__Records provided__.
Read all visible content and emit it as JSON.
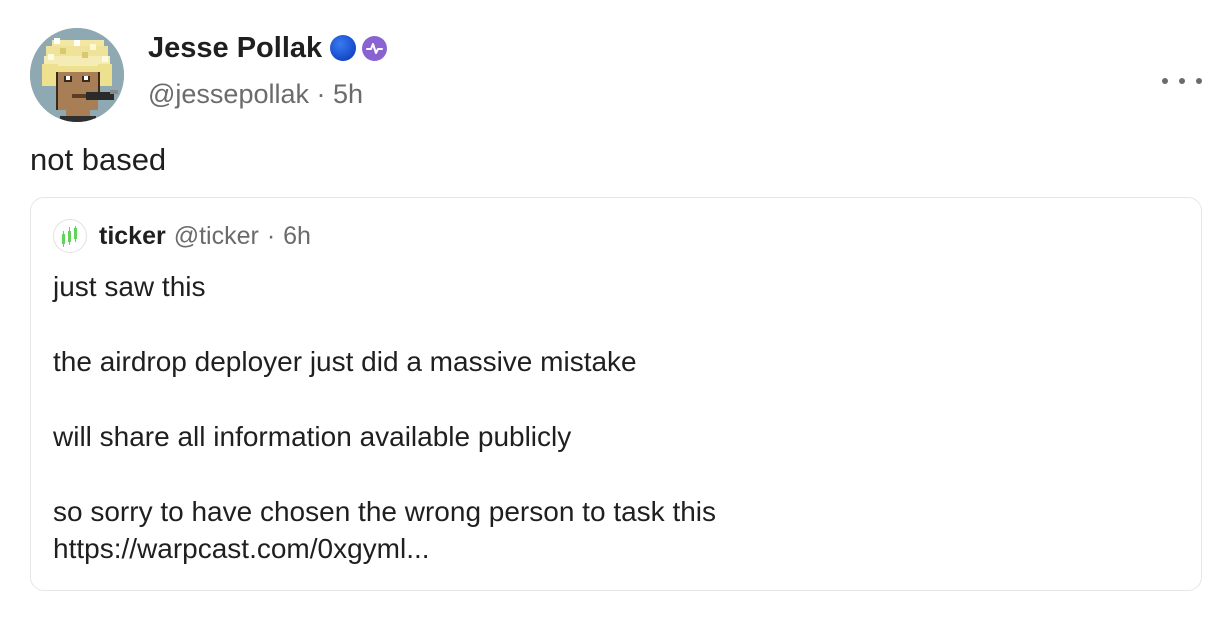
{
  "cast": {
    "author": {
      "display_name": "Jesse Pollak",
      "handle": "@jessepollak",
      "time": "5h",
      "separator": "·"
    },
    "text": "not based",
    "quote": {
      "author_name": "ticker",
      "author_handle": "@ticker",
      "separator": "·",
      "time": "6h",
      "lines": [
        "just saw this",
        "the airdrop deployer just did a massive mistake",
        "will share all information available publicly",
        "so sorry to have chosen the wrong person to task this",
        "https://warpcast.com/0xgyml..."
      ]
    }
  },
  "colors": {
    "power_badge": "#8a63d2",
    "blue_dot": "#1448c9",
    "ticker_green": "#5fd35a"
  },
  "icons": {
    "blue_dot": "blue-circle-icon",
    "power_badge": "power-badge-icon",
    "more": "more-horizontal-icon",
    "ticker_avatar": "candlestick-chart-icon"
  }
}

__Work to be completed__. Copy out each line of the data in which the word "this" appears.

__Your response__.
        "just saw this",
        "so sorry to have chosen the wrong person to task this",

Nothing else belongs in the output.